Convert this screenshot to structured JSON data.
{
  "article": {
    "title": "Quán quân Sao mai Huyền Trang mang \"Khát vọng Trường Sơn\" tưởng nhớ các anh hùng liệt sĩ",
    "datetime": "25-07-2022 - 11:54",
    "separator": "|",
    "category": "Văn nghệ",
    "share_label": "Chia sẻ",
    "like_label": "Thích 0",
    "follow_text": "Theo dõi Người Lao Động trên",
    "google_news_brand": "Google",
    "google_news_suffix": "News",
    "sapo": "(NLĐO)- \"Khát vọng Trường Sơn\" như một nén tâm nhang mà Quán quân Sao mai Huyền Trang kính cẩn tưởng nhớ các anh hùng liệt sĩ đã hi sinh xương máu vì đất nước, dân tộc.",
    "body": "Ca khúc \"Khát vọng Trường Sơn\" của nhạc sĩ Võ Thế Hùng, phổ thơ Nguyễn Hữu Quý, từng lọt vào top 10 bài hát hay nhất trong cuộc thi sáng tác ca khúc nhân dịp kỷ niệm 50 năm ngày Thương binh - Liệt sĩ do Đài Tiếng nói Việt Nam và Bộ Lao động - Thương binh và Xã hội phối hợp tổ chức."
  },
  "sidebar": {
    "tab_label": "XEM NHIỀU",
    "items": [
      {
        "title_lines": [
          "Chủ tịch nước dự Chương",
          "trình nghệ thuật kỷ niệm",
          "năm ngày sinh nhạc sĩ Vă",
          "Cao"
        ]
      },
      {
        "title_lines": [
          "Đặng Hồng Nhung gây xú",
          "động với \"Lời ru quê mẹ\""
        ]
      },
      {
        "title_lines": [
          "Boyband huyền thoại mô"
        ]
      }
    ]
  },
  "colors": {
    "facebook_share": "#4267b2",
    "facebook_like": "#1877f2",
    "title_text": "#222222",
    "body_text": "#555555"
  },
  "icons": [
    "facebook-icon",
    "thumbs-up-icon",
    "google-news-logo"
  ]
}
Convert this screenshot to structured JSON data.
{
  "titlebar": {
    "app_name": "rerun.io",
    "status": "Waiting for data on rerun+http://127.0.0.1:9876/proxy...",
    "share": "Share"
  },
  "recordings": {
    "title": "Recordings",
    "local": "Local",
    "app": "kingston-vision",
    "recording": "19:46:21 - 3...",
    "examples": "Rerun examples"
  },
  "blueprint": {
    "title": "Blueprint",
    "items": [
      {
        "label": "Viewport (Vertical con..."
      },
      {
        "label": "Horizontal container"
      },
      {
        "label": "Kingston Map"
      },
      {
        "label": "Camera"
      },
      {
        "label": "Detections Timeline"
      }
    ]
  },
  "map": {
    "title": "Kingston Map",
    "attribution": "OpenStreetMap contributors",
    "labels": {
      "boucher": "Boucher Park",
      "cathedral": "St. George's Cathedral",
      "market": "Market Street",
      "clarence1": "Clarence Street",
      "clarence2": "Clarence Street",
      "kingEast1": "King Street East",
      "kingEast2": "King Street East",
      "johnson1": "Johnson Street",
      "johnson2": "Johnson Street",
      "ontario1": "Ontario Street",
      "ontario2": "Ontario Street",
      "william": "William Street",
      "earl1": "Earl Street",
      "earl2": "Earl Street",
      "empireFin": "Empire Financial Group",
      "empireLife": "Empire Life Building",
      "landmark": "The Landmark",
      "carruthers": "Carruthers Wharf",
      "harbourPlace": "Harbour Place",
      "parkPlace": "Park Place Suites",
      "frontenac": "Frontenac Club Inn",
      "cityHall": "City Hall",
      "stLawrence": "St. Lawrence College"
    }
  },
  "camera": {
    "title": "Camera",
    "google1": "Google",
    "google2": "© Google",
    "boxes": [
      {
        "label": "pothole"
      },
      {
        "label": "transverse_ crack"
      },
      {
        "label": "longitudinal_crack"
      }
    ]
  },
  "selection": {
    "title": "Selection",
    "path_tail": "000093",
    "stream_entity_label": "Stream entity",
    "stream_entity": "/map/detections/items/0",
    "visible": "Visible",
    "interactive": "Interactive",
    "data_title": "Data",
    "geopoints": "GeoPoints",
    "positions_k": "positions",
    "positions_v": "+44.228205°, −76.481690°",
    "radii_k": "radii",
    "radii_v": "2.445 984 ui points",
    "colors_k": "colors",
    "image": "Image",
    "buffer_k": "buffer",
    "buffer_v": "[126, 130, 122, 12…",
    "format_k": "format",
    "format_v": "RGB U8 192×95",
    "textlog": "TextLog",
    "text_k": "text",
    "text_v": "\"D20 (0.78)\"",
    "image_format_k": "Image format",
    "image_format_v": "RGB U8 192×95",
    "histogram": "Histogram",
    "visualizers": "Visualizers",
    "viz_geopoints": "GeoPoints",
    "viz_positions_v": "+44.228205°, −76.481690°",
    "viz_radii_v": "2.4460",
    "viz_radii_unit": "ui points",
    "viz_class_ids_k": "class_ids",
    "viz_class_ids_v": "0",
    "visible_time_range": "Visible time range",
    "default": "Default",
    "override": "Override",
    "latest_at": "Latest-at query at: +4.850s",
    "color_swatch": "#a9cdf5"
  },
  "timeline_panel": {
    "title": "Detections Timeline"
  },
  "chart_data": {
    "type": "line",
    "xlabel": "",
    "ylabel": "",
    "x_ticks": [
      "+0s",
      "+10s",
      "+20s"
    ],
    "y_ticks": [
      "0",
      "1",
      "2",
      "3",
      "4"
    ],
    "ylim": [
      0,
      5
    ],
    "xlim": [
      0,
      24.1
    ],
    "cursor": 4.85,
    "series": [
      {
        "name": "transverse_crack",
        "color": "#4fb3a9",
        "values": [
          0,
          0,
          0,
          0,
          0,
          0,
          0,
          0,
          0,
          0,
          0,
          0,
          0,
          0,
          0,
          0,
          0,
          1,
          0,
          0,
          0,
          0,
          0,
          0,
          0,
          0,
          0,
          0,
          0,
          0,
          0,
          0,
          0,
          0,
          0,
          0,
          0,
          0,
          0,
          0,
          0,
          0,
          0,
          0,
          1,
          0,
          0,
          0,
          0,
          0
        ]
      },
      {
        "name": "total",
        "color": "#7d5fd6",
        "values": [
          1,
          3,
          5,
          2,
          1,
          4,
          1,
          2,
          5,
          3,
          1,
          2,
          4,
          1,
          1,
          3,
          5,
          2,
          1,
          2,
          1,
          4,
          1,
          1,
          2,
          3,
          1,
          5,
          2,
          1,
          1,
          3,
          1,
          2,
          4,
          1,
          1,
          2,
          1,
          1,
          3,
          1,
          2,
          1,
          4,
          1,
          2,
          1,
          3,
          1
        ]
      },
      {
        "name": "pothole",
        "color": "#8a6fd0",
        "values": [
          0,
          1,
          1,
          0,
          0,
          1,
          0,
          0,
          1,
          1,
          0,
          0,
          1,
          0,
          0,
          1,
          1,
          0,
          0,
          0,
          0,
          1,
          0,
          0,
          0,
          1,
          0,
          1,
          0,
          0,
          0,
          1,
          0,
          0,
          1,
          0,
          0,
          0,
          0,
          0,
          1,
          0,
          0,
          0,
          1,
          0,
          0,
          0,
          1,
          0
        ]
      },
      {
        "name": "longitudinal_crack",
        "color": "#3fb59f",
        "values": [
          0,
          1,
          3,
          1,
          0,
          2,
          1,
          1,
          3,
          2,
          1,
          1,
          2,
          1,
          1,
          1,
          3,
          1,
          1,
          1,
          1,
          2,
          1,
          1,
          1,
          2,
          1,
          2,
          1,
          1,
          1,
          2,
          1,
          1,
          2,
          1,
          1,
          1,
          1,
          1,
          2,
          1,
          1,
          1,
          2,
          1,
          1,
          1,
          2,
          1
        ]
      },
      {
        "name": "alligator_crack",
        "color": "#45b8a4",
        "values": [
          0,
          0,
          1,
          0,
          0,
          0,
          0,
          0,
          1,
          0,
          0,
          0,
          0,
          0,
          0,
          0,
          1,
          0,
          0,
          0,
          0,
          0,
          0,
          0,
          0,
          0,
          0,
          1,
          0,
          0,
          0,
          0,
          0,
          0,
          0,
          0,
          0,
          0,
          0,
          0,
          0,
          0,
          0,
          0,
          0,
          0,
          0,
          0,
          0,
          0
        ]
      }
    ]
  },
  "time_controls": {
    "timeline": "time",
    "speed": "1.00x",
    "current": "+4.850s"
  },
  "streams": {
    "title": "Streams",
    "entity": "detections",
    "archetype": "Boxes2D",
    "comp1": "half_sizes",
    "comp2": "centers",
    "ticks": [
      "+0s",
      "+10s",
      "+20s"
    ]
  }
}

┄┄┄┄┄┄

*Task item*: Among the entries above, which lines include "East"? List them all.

*Response area*:
      "kingEast1": "King Street East",
      "kingEast2": "King Street East",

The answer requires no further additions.